====== Material for the task
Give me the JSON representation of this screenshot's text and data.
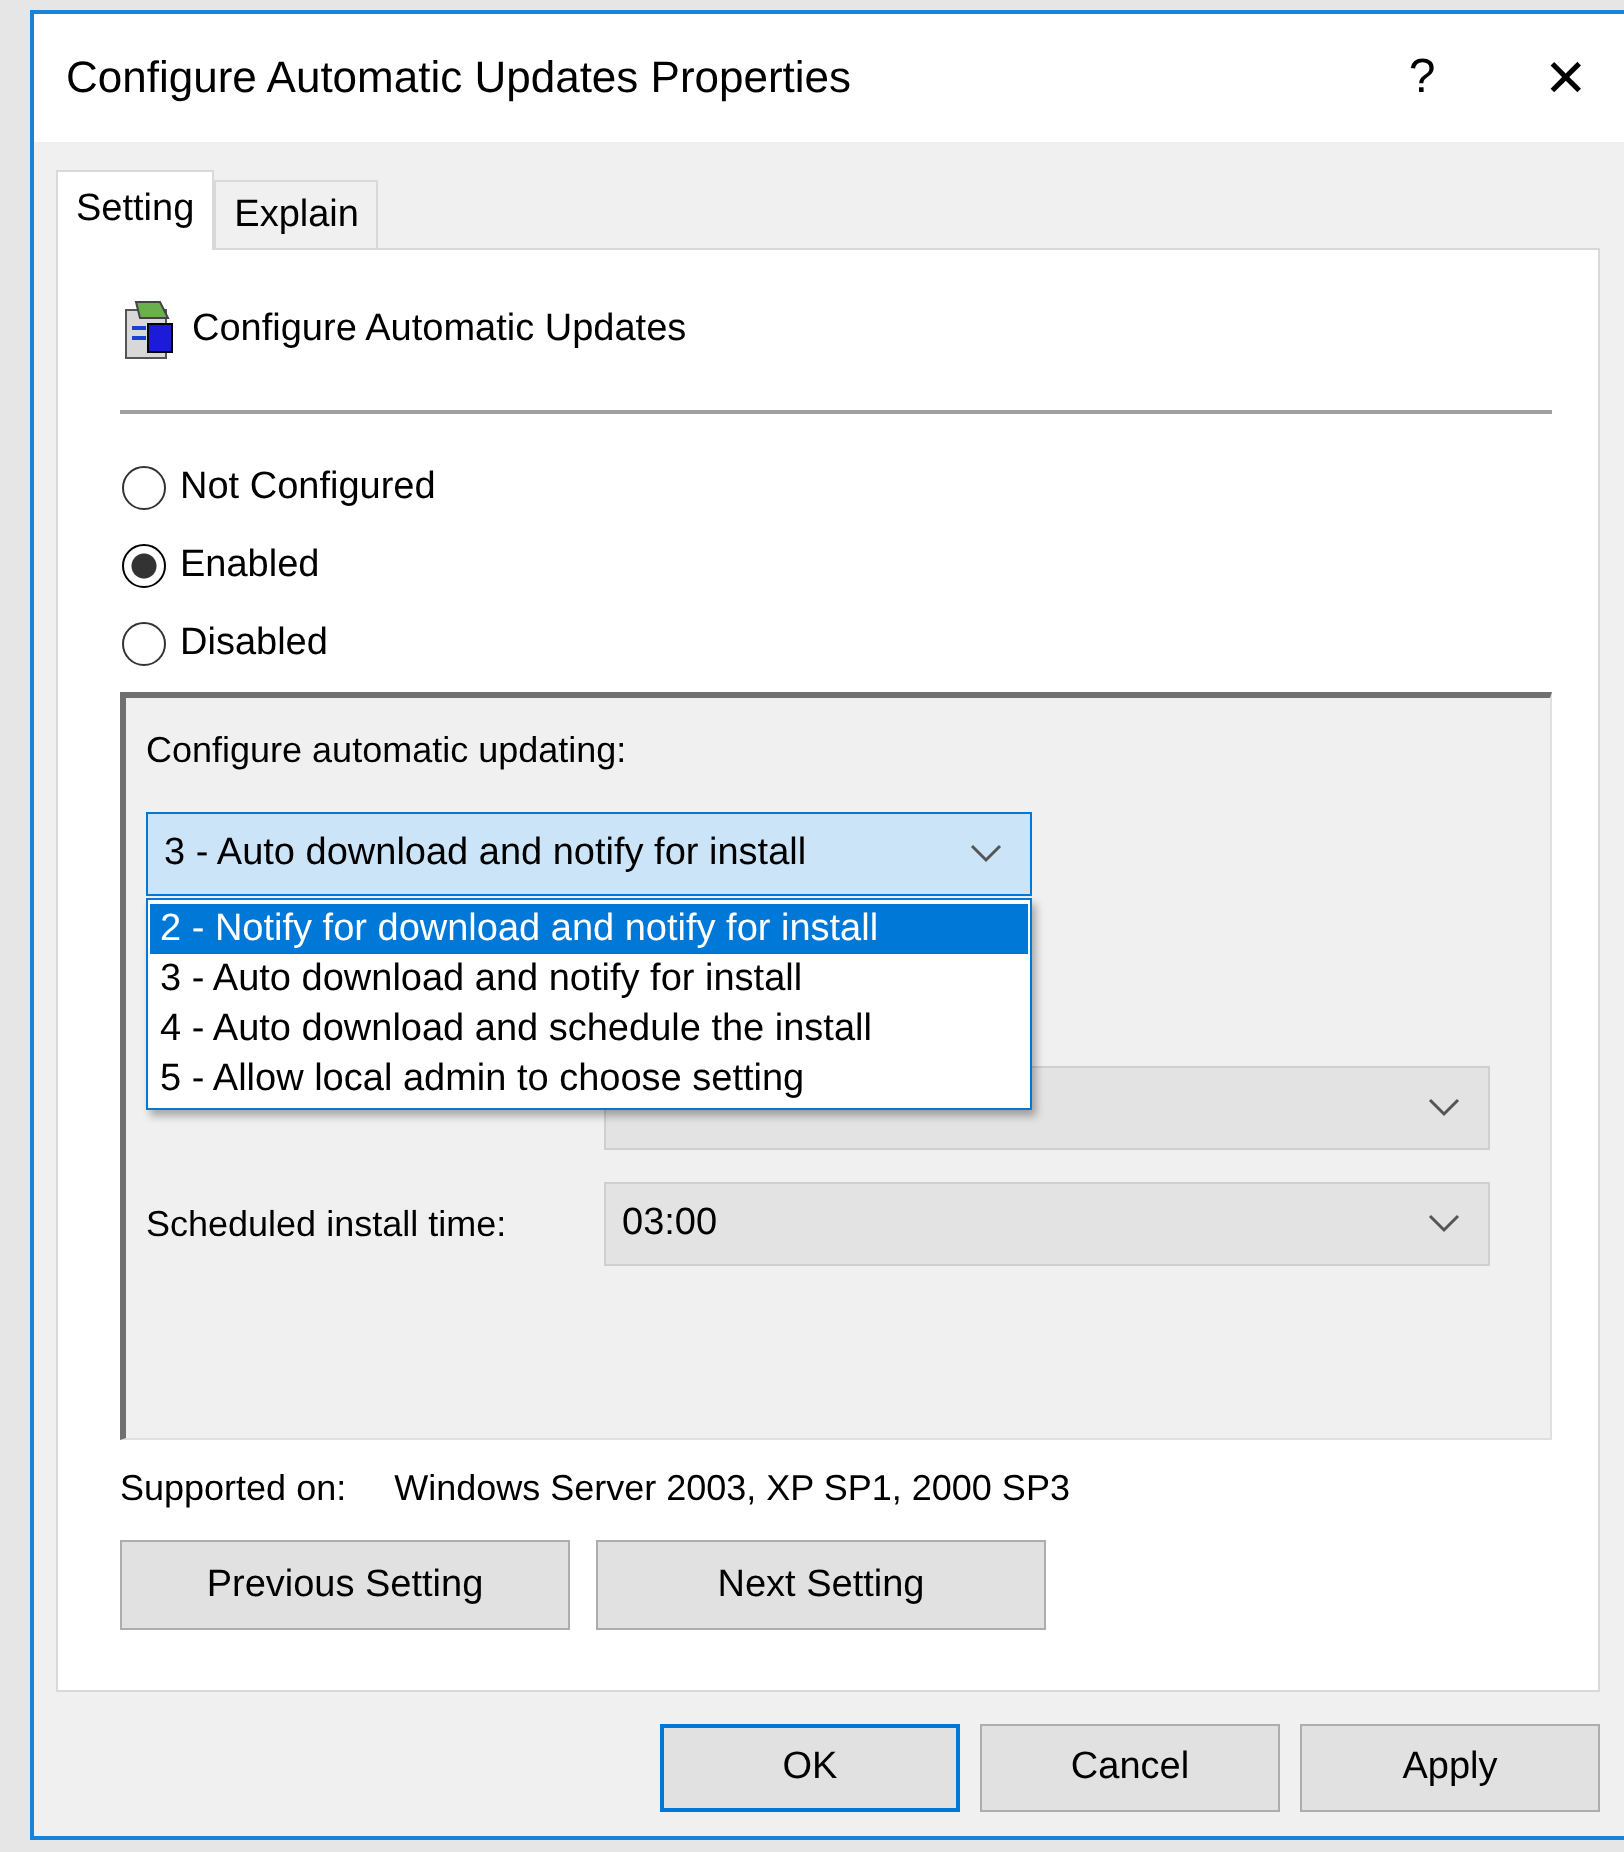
{
  "window": {
    "title": "Configure Automatic Updates Properties",
    "help": "?",
    "close": "✕"
  },
  "tabs": [
    {
      "label": "Setting",
      "selected": true
    },
    {
      "label": "Explain",
      "selected": false
    }
  ],
  "policy_title": "Configure Automatic Updates",
  "options": [
    {
      "label": "Not Configured",
      "selected": false
    },
    {
      "label": "Enabled",
      "selected": true
    },
    {
      "label": "Disabled",
      "selected": false
    }
  ],
  "group": {
    "label": "Configure automatic updating:",
    "value": "3 - Auto download and notify for install",
    "dropdown": [
      {
        "label": "2 - Notify for download and notify for install",
        "highlighted": true
      },
      {
        "label": "3 - Auto download and notify for install",
        "highlighted": false
      },
      {
        "label": "4 - Auto download and schedule the install",
        "highlighted": false
      },
      {
        "label": "5 - Allow local admin to choose setting",
        "highlighted": false
      }
    ],
    "fields": [
      {
        "label": "Scheduled install time:",
        "value": "03:00"
      }
    ]
  },
  "supported": {
    "label": "Supported on:",
    "value": "Windows Server 2003, XP SP1, 2000 SP3"
  },
  "nav_buttons": [
    "Previous Setting",
    "Next Setting"
  ],
  "buttons": [
    {
      "label": "OK",
      "default": true
    },
    {
      "label": "Cancel",
      "default": false
    },
    {
      "label": "Apply",
      "default": false
    }
  ]
}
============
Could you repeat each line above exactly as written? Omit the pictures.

• **Result**
Give me the JSON representation of this screenshot's text and data.
{
  "window": {
    "title": "Configure Automatic Updates Properties",
    "help": "?",
    "close": "✕"
  },
  "tabs": [
    {
      "label": "Setting",
      "selected": true
    },
    {
      "label": "Explain",
      "selected": false
    }
  ],
  "policy_title": "Configure Automatic Updates",
  "options": [
    {
      "label": "Not Configured",
      "selected": false
    },
    {
      "label": "Enabled",
      "selected": true
    },
    {
      "label": "Disabled",
      "selected": false
    }
  ],
  "group": {
    "label": "Configure automatic updating:",
    "value": "3 - Auto download and notify for install",
    "dropdown": [
      {
        "label": "2 - Notify for download and notify for install",
        "highlighted": true
      },
      {
        "label": "3 - Auto download and notify for install",
        "highlighted": false
      },
      {
        "label": "4 - Auto download and schedule the install",
        "highlighted": false
      },
      {
        "label": "5 - Allow local admin to choose setting",
        "highlighted": false
      }
    ],
    "fields": [
      {
        "label": "Scheduled install time:",
        "value": "03:00"
      }
    ]
  },
  "supported": {
    "label": "Supported on:",
    "value": "Windows Server 2003, XP SP1, 2000 SP3"
  },
  "nav_buttons": [
    "Previous Setting",
    "Next Setting"
  ],
  "buttons": [
    {
      "label": "OK",
      "default": true
    },
    {
      "label": "Cancel",
      "default": false
    },
    {
      "label": "Apply",
      "default": false
    }
  ]
}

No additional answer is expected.